### Task to carry out
If a line in the listing carries the word "JSON", return a copy of that line.

### Data for the task
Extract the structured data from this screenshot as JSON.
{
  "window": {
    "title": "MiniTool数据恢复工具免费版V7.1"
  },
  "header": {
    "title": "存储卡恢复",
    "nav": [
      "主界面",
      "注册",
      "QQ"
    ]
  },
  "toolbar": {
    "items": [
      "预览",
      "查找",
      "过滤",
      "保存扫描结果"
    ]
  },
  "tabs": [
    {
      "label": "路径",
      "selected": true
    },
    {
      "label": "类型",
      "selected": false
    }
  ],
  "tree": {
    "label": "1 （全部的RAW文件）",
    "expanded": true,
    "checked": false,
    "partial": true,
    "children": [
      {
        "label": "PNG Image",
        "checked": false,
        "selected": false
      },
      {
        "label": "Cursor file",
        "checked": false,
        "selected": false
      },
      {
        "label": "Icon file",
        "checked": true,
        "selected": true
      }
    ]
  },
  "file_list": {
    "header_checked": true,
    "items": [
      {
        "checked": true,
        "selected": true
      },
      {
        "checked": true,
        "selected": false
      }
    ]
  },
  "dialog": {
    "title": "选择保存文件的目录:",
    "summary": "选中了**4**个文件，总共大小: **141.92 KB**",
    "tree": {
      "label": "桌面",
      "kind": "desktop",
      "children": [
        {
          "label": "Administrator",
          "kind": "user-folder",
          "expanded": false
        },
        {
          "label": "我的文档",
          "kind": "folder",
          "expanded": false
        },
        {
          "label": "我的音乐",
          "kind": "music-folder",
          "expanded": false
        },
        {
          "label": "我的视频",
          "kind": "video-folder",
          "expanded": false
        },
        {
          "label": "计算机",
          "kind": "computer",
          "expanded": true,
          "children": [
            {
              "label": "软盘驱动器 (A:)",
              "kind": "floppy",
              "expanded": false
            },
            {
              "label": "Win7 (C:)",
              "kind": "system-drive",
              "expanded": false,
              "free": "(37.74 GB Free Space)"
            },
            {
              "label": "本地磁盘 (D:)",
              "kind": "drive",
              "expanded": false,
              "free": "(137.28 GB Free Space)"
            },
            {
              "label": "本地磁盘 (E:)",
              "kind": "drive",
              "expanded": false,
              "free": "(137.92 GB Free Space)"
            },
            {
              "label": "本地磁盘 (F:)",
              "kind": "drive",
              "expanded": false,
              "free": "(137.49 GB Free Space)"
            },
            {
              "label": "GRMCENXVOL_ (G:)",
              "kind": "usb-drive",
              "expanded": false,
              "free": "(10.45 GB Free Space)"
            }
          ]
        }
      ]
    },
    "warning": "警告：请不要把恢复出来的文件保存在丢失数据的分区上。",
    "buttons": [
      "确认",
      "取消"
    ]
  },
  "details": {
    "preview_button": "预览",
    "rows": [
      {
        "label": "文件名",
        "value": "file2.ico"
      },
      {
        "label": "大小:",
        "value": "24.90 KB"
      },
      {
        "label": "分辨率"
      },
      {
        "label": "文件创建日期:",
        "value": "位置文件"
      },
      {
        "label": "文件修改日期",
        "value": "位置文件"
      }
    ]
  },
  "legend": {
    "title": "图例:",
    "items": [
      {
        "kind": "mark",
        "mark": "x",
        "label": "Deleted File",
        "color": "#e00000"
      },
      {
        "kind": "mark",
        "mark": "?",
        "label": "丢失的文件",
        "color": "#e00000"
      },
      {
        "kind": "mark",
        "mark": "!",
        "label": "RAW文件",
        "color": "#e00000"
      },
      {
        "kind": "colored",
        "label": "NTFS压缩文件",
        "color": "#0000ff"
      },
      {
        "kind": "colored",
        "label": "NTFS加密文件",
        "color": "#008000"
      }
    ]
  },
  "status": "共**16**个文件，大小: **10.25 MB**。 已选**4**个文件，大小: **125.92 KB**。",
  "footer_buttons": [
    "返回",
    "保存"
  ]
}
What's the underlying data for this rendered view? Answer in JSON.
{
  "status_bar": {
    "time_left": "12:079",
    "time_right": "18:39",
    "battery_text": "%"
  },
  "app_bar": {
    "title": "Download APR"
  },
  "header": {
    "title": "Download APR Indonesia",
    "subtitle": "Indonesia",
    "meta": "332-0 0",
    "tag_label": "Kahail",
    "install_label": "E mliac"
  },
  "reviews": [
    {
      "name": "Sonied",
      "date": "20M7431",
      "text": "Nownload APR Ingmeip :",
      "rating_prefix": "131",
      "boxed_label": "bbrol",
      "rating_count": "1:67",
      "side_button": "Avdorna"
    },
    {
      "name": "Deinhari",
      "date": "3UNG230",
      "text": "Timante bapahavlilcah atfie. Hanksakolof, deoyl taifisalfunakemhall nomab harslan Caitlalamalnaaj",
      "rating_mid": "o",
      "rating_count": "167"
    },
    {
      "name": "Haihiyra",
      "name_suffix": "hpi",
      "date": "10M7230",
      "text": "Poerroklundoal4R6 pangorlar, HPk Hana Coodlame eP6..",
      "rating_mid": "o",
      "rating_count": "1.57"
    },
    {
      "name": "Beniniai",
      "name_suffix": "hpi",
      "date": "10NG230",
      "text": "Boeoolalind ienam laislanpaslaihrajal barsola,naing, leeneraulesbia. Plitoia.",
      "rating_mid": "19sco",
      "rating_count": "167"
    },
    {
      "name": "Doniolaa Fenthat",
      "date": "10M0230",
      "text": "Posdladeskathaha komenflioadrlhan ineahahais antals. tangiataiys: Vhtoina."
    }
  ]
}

### Expected answer
Extract the structured data from this screenshot as JSON.
What's the underlying data for this rendered view? Answer in JSON.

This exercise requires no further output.